Be sure to have an appication form ready for potential candidates.  There are five major sections to every application:

  1. Personal Information
  2. Work Requirements
  3. Education and Employment History
  4. Personal and Professional References.
  5. Miscellaneous Information 

Once you have selected candidates you would like to further consider, the next step is typically to invite them for an interiew.  There are four different interview formats to choose from.  Choose the format that works best for your situation: 

  1. Question answer format
  2. Interview rating scale  
  3. Short answer 
  4. Written format  

 

Introducing Children to Child Care

Children are often going to be apprehensive about leaving their parents for the first time.  Here are some things to think about to help your children transition to your program:

The Physical Environment

  1. Adjustment - the initial transition process is very important.  Many factors need to be considered, including the child's strengths and needs.
  2. General Orientation - discuss the layout of the facility, rules of each area and the overall setting.
  3. Spatial Orientation - orient to the boundaries, both time and space, of the different areas.
  4. Material Orientation - familiarize them with the materials in the different areas.
  5. Encouraging Adjustment - follow and encourage progress of the child with parents.

The Daily Rhythm

  1. Adjustment - Keep the children focused on the order of things in a day.  Reintroduce them to the schedule frequently.
  2. Observing Adjustment - Watch for signs the child knows what comes next.
  3. Transitions - Routines are the foundation of smooth transitions at child care and are calming and reassuring.  Transitions are important for a child’s mind, providing order and restraint, but should be kept to a minimum.  Provide cues and reminders and refresh as needed.

Structure & Guidance

  1. Guidance Techniques - Emotionality is connecting with children with an appropriate tone of voice, facial expressions and word choice.
  2. Setting Limits - Limits help young children know they are safe, help them learn right from wrong, and understand how to do well in social settings.
  3. Avoiding Problems - Remember: 1) the perspective of the child and the teaching foundation is a mutual learning experience, and 2) that each child is the precious treasure of a trusting parent.  Stay patient be sure to take care of yourself as well.

 

Building the Best Team

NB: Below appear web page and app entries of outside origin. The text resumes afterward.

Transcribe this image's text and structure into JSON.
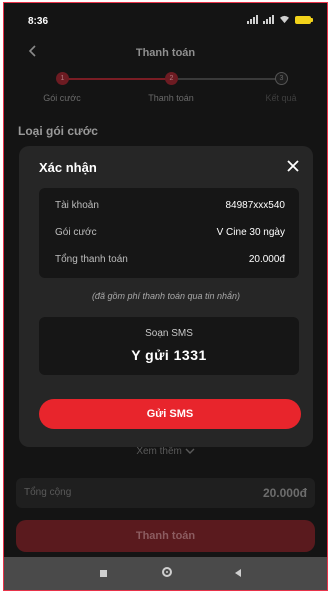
{
  "status_bar": {
    "time": "8:36"
  },
  "header": {
    "title": "Thanh toán"
  },
  "stepper": {
    "steps": [
      {
        "number": "1",
        "label": "Gói cước"
      },
      {
        "number": "2",
        "label": "Thanh toán"
      },
      {
        "number": "3",
        "label": "Kết quả"
      }
    ]
  },
  "section": {
    "title": "Loại gói cước"
  },
  "modal": {
    "title": "Xác nhận",
    "rows": [
      {
        "key": "Tài khoản",
        "value": "84987xxx540"
      },
      {
        "key": "Gói cước",
        "value": "V Cine 30 ngày"
      },
      {
        "key": "Tổng thanh toán",
        "value": "20.000đ"
      }
    ],
    "note": "(đã gồm phí thanh toán qua tin nhắn)",
    "sms_label": "Soạn SMS",
    "sms_code": "Y gửi 1331",
    "send_button": "Gửi SMS"
  },
  "footer": {
    "more": "Xem thêm",
    "total_label": "Tổng cộng",
    "total_value": "20.000đ",
    "pay_button": "Thanh toán"
  },
  "colors": {
    "accent": "#e8252c",
    "background": "#141414",
    "modal": "#262626"
  }
}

Leadership in the early learning field has never been more important than it is today.  The work child care professionals do is so important to the growth and development of our children and the quality of care they receive is dependent on our teachers’ knowledge and training.

Think of the role of the Director as the team’s Coach. The primary objective of a coach is to develop a group of individuals to function as a team toward a common goal, creating a stronger alliance than the individuals alone.  

While it still may be difficult to compete economically for the best people to work in the early learning field, we can certainly create an enticing environment through supporting, engaging environments, opportunities for personal growth, and a compelling and personally fulfilling mission!

Developing your staff requires a regular commitment of time and resources but it is one of the best investments you'll make!  Counter to what many feel motives employees, it's often not money, but rather recognition and a feeling of being valued.

Investing in your employees both in their development but also showing that you care about their personal fulfillment can create an environment that both builds and retains great staff!  Considering the costs of losing good employees, keeping them engaged and movitated is a win-win for all!

There are many tools, methods and techniques for coaching employees and providing feedback.  Find a process that works for you then stick with it.  Follow-through on development is critical, both for their success and to build effective communication and trusting relationships. 

 

For more information, try on online child care classes:

Hiring Techniques

Introducing Children to Child Care

Leadership Essentials

Marketing Your School

Staff Orientation

Supporting Your Staff's Development

 

"The most dangerous phrase in language is 'we've always done it this way'"

 

 

We Care, Because You Do!